The four-term mayor, famous for being caught on videotape at a downtown hotel smoking crack cocaine in an FBI sting, did a sitting for museum artists over the summer. Contrary to early talk, Barry won't be placed in the museum's "scandal room" with the likes of Hoover and President Richard Nixon. Instead he'll join George Washington in one of the first rooms, known as the "Spirit of Washington."

"I'd not heard of (Barry) before, but he seems to love the limelight," said sculptor Dave Burks, who took nearly 200 measurements of Barry's head to design his figure. "He seemed to really enjoy it."

Like so many attractions in Washington, politics and history are at the museum's core. Abraham Lincoln greets visitors at the entrance — just a block from where he was fatally shot at Ford's Theater. From there, guests will pay the approximately $25 admission to see more.

Each figure has a caption with a quote from the subject, some fun facts and the essential thing to know about that person.

"It's not like we're a museum in the fact that we're worthy and there's loads of stuff to get through," said Creative Director Paul Williams. "It's more like we're entertaining people, and we're giving them the facts, the fun stuff they can take back and say 'Hey did you know this?"'

Interactive features in each gallery quiz visitors along the way. The "scandal room" has some tough questions about Watergate on a replica of Woodward's desk, such as how many burglars robbed the Democratic National Committee headquarters. While Woodward got the star treatment, his reporting partner Carl Bernstein will have to wait. He's on the short list for future additions to the museum, DiGioacchino said.

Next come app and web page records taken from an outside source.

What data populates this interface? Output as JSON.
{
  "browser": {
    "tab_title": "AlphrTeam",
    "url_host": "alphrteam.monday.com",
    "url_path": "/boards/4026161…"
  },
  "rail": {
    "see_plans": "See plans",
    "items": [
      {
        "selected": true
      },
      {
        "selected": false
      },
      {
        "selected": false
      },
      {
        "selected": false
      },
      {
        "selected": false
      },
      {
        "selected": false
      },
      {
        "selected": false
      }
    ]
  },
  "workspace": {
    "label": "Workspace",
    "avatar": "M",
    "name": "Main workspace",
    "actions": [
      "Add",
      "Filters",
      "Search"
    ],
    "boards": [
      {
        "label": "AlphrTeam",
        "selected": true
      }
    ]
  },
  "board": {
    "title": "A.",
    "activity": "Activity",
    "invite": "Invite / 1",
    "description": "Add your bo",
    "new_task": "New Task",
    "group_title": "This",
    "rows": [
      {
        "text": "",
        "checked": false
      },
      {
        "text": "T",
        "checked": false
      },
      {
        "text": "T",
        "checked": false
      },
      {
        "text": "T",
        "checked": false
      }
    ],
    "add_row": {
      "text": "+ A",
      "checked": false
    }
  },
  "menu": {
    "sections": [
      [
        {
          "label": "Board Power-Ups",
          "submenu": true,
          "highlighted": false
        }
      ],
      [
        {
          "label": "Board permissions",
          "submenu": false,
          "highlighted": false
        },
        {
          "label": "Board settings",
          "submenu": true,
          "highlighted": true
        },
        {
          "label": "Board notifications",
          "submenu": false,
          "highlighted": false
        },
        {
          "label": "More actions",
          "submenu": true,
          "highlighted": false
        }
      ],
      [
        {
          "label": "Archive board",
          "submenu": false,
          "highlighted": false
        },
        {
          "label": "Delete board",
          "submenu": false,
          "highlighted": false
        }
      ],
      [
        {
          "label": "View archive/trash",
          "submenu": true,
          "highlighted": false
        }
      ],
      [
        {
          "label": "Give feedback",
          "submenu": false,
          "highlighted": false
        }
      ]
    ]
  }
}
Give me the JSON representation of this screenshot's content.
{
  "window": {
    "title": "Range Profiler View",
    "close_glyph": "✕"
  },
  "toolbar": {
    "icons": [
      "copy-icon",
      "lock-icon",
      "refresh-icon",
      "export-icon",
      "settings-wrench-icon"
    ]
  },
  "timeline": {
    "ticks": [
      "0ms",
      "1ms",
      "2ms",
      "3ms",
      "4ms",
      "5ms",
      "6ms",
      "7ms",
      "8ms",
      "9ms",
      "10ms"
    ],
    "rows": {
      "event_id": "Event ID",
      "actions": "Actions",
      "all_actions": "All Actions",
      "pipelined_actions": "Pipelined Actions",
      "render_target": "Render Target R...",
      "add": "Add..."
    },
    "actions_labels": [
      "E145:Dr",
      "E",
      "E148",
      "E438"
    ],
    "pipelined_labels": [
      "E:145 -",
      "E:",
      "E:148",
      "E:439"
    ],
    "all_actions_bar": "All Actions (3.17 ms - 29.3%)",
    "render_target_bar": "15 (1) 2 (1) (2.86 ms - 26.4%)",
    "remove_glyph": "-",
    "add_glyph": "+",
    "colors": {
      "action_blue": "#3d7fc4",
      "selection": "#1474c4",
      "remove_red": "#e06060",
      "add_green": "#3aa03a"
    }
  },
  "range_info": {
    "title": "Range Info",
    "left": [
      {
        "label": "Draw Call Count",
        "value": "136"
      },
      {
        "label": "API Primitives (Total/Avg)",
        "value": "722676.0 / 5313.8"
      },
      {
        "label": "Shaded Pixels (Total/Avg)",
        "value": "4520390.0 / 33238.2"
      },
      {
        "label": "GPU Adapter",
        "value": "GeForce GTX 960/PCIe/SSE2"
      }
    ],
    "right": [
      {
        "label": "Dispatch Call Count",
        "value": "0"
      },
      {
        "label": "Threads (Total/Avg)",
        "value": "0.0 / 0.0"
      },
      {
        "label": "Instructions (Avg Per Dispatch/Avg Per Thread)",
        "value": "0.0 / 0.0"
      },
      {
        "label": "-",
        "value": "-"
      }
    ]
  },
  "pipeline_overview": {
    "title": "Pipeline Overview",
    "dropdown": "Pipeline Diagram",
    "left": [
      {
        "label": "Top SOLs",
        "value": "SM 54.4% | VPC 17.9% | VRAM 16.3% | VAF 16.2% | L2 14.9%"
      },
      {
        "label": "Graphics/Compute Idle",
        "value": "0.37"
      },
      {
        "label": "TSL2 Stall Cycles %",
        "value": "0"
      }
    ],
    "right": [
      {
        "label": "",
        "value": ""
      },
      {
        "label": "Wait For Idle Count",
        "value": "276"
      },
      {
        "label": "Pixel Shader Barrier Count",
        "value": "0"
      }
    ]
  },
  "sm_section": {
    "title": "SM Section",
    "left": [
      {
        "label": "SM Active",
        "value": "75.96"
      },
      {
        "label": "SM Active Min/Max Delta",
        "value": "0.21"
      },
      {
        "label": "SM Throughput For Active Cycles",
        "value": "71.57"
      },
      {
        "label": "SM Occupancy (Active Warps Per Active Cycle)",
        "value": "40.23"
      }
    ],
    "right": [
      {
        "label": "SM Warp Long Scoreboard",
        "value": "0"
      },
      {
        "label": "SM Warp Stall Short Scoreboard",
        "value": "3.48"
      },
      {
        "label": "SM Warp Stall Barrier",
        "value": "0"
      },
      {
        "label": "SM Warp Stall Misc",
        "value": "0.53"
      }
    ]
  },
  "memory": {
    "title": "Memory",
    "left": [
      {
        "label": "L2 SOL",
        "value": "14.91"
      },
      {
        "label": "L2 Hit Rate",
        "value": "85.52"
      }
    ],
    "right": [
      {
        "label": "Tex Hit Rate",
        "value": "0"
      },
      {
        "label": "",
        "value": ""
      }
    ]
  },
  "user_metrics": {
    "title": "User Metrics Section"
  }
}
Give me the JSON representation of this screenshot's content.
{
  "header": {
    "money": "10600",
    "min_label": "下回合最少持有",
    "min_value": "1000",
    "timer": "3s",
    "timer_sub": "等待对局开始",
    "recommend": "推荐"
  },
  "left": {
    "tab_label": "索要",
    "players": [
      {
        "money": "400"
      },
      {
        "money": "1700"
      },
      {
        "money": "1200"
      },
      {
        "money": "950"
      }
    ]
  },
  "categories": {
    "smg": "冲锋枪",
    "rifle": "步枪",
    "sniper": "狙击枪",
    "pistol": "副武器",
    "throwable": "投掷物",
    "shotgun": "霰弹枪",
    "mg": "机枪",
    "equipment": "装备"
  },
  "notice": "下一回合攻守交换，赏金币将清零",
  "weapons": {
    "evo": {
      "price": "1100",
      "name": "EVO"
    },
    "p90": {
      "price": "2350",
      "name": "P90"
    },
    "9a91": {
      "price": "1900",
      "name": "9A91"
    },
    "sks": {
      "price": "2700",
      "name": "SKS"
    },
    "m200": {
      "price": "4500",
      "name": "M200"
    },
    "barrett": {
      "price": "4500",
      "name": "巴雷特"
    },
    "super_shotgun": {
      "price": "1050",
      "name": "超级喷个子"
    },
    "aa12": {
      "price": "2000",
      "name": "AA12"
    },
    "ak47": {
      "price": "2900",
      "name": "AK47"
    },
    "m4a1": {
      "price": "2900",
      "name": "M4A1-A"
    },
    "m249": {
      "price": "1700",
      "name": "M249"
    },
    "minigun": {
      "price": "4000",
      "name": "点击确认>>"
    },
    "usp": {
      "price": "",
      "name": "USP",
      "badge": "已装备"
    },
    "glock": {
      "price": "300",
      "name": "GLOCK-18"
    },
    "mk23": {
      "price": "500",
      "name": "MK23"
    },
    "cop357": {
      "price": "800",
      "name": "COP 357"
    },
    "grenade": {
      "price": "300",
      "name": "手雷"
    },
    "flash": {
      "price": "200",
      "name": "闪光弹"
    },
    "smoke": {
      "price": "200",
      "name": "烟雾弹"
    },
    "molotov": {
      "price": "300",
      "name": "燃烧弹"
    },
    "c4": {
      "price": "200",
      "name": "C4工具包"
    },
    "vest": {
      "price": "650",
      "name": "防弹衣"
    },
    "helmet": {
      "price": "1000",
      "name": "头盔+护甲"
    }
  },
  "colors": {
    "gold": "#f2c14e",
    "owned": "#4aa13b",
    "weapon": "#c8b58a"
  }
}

A "war room" showcases presidents during wartime, such as Truman, with his speech on dropping the atomic bomb; Dwight Eisenhower, in full military uniform; and Franklin D. Roosevelt and Winston Churchill, with a phone between them that carries snippets of their famous words.

But the museum isn't all serious.

One room has all the trappings of an exclusive D.C. nightclub. It's filled with celebrities — not the Bush twins, but A-list types such as Julia Roberts, George Clooney and Will Smith. Beyonce Knowles is center stage with three of her music videos playing in the background.

Other galleries focus on the Civil Rights movement, with the Rev. Martin Luther King Jr., the White House, and current affairs, with President George W. Bush, his father President George H.W. Bush and President Ronald Reagan.

Bill and Hillary Clinton also make a comeback, though in separate rooms. The former first lady is grouped with the current affairs figures, while the former president is holding down the Oval Office. There's also a mention of the Monica Lewinsky affair on file in the "scandal room" for anyone who doesn't know the details.

As visitors leave, Katie Couric interviews passersby about their favorite moments and who they'd like to see in the galleries — feedback the museum intends to use for the future.